# [What is needed]
Collect from the data below each line with "content".

(Beginning of Given data)

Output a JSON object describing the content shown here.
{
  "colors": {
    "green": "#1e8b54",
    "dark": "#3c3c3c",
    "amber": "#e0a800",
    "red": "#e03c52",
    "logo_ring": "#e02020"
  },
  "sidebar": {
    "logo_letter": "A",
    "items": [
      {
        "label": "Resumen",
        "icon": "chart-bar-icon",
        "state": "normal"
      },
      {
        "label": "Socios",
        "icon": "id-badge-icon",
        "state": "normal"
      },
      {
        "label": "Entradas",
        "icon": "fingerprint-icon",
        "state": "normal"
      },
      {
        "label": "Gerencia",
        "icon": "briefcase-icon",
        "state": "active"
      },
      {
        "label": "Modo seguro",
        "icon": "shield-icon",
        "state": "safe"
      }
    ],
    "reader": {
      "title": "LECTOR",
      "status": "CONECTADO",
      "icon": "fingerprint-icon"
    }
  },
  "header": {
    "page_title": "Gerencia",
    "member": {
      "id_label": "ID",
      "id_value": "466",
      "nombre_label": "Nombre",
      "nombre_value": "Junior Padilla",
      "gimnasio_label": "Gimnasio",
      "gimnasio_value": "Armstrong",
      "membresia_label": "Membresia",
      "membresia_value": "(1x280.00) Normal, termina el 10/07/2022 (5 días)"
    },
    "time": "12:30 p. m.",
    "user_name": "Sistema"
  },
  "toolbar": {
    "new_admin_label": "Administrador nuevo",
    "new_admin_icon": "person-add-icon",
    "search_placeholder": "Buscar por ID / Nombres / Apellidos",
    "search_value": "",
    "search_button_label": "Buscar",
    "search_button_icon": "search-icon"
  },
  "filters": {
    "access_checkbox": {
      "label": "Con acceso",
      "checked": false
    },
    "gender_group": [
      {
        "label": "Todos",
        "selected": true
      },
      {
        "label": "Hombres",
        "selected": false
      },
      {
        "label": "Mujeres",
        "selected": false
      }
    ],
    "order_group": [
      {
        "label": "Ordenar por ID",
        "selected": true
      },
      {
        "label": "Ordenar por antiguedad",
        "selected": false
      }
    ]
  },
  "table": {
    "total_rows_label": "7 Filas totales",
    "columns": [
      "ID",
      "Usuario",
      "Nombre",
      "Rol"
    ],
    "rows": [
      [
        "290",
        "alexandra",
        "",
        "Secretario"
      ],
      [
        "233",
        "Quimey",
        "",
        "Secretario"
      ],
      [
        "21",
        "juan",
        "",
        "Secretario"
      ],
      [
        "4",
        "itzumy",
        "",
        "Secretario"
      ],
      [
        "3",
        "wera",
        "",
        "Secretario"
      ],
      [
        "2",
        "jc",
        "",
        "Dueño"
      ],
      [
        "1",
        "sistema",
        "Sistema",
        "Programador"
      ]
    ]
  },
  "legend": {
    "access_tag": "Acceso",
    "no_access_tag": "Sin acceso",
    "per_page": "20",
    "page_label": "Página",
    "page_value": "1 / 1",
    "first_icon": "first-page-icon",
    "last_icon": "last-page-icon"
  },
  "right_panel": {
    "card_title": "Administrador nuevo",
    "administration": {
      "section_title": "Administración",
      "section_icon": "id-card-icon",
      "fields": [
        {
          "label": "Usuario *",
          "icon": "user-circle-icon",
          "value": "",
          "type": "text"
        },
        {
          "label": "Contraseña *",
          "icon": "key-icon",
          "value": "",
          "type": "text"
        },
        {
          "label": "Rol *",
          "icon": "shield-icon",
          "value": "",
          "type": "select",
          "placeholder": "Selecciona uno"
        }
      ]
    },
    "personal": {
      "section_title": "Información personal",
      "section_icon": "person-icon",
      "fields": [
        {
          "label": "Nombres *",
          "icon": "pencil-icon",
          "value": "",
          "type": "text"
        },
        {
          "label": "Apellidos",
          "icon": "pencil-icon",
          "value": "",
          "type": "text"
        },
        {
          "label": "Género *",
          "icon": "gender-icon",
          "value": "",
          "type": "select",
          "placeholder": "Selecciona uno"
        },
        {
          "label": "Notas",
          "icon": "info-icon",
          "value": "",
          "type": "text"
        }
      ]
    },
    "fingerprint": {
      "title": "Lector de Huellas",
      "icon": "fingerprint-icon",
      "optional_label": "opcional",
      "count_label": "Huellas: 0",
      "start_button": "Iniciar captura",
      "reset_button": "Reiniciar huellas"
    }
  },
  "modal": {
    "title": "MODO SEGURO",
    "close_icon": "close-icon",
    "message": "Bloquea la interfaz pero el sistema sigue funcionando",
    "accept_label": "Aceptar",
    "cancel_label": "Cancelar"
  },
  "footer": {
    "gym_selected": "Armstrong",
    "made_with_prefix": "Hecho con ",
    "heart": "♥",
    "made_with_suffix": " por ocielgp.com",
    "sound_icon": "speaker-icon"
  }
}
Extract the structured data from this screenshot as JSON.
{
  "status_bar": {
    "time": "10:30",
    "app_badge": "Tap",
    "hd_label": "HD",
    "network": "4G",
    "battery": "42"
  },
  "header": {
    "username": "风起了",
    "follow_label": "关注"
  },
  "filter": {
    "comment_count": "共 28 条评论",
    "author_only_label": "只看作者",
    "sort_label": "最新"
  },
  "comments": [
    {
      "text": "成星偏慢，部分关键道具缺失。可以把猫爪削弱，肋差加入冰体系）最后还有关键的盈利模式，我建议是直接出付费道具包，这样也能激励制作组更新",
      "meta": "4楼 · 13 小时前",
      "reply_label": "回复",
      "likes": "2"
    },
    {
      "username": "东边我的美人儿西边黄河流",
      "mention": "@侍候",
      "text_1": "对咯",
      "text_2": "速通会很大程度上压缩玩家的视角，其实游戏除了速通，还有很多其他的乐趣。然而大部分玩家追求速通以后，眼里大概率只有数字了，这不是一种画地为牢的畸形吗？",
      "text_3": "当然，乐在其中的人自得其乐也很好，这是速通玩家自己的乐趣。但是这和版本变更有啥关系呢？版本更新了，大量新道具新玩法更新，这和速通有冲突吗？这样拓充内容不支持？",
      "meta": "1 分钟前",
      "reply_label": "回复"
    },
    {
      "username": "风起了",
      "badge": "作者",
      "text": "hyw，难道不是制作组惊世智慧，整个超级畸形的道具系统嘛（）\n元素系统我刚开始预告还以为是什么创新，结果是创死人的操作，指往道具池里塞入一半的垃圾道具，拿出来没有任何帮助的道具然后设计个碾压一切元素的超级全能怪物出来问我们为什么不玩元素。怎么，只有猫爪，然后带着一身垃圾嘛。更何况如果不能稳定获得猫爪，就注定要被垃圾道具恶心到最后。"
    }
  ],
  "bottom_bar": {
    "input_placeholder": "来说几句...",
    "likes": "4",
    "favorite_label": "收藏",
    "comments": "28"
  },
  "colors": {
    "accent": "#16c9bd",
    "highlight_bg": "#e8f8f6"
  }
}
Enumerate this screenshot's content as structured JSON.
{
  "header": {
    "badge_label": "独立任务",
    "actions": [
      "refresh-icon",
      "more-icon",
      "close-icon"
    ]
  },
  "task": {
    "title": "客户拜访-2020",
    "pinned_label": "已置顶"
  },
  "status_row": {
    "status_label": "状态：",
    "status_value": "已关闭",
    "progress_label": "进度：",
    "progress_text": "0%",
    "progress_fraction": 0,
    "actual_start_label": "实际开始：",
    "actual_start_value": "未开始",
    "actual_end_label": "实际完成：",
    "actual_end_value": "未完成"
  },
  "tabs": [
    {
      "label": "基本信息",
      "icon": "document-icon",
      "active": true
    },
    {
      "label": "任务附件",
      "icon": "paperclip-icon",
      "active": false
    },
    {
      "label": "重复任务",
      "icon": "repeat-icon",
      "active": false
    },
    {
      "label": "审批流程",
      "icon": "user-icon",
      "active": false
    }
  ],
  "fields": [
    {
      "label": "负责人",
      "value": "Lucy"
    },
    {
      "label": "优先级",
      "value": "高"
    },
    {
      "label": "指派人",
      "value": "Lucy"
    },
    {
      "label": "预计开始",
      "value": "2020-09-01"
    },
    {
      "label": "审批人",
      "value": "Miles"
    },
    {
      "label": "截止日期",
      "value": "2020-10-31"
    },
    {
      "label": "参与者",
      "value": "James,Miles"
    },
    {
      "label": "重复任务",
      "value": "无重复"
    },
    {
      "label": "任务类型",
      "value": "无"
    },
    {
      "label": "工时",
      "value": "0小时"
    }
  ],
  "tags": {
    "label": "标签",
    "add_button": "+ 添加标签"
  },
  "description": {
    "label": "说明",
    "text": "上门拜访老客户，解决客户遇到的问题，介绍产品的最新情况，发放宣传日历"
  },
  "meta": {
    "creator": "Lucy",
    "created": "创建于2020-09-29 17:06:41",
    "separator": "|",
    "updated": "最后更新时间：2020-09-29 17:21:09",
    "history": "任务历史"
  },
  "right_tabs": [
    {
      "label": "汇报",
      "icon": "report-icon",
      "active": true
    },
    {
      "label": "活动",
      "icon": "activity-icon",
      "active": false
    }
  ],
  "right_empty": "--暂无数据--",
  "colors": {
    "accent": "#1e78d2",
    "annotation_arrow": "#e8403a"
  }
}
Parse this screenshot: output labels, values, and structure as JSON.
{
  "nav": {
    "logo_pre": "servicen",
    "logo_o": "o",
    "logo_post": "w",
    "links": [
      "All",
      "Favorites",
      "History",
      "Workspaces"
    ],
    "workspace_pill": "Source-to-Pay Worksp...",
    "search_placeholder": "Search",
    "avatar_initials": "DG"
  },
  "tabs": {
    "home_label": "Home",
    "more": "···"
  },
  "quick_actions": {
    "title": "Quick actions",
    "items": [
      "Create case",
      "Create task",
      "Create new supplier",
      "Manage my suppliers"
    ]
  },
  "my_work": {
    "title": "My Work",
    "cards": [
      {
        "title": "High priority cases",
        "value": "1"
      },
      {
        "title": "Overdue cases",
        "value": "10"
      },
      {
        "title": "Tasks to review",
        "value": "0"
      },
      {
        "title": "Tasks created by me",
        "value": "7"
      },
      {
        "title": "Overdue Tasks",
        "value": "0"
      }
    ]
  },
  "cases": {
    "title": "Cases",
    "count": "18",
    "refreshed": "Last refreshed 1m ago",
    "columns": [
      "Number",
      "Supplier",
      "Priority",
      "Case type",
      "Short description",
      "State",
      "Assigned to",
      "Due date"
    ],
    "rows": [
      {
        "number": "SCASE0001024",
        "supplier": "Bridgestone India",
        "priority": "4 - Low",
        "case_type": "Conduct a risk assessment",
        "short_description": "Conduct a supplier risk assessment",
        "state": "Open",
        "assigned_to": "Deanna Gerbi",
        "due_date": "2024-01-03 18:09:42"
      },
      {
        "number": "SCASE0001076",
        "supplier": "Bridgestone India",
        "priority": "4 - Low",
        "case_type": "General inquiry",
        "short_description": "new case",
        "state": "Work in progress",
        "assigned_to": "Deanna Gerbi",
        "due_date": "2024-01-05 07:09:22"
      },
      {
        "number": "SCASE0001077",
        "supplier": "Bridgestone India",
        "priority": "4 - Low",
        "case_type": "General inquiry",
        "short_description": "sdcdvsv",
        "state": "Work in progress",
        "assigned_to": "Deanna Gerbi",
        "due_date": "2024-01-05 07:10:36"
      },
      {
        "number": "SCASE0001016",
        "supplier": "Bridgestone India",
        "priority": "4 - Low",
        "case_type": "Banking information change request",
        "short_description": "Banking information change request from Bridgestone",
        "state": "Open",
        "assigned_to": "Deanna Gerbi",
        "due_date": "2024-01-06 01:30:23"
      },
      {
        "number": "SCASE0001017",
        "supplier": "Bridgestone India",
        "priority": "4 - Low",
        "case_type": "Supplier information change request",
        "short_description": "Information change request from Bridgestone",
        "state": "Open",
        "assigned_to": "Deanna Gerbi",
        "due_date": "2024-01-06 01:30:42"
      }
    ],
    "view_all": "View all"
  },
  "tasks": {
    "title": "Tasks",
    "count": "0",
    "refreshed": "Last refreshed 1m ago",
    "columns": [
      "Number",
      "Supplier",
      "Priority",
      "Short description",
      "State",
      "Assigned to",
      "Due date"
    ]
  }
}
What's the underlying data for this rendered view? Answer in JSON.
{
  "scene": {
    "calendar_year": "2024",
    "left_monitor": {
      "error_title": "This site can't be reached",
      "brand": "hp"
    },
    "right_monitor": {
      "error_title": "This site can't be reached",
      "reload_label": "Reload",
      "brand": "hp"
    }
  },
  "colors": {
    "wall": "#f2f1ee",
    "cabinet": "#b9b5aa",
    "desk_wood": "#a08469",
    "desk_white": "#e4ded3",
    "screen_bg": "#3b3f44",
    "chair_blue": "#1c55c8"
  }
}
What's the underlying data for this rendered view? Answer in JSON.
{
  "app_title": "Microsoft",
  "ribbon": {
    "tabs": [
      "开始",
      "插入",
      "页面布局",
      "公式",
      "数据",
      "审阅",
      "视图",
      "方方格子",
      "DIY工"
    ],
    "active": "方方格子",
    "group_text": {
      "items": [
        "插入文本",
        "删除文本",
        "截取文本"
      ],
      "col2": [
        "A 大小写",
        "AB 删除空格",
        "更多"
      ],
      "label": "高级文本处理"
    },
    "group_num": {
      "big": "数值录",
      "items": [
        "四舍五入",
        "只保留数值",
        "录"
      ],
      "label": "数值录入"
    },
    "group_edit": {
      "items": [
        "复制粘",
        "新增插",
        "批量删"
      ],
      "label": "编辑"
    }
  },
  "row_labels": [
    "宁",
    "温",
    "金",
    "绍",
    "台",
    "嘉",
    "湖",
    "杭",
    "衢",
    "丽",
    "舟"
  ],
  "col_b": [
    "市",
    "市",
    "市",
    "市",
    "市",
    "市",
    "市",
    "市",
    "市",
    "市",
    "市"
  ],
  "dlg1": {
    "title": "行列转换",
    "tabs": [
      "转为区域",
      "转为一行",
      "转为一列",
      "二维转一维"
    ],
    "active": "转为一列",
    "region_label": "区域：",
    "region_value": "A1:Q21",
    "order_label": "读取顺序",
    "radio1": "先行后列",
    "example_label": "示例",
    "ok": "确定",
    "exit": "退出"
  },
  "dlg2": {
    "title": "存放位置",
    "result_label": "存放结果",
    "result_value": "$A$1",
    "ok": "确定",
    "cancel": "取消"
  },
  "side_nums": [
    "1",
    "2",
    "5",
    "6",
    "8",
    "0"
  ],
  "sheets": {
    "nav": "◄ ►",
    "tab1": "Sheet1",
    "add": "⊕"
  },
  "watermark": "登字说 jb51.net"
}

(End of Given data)

# [Task output]
Output a JSON object describing the content shown here.
Enumerate this screenshot's content as structured JSON.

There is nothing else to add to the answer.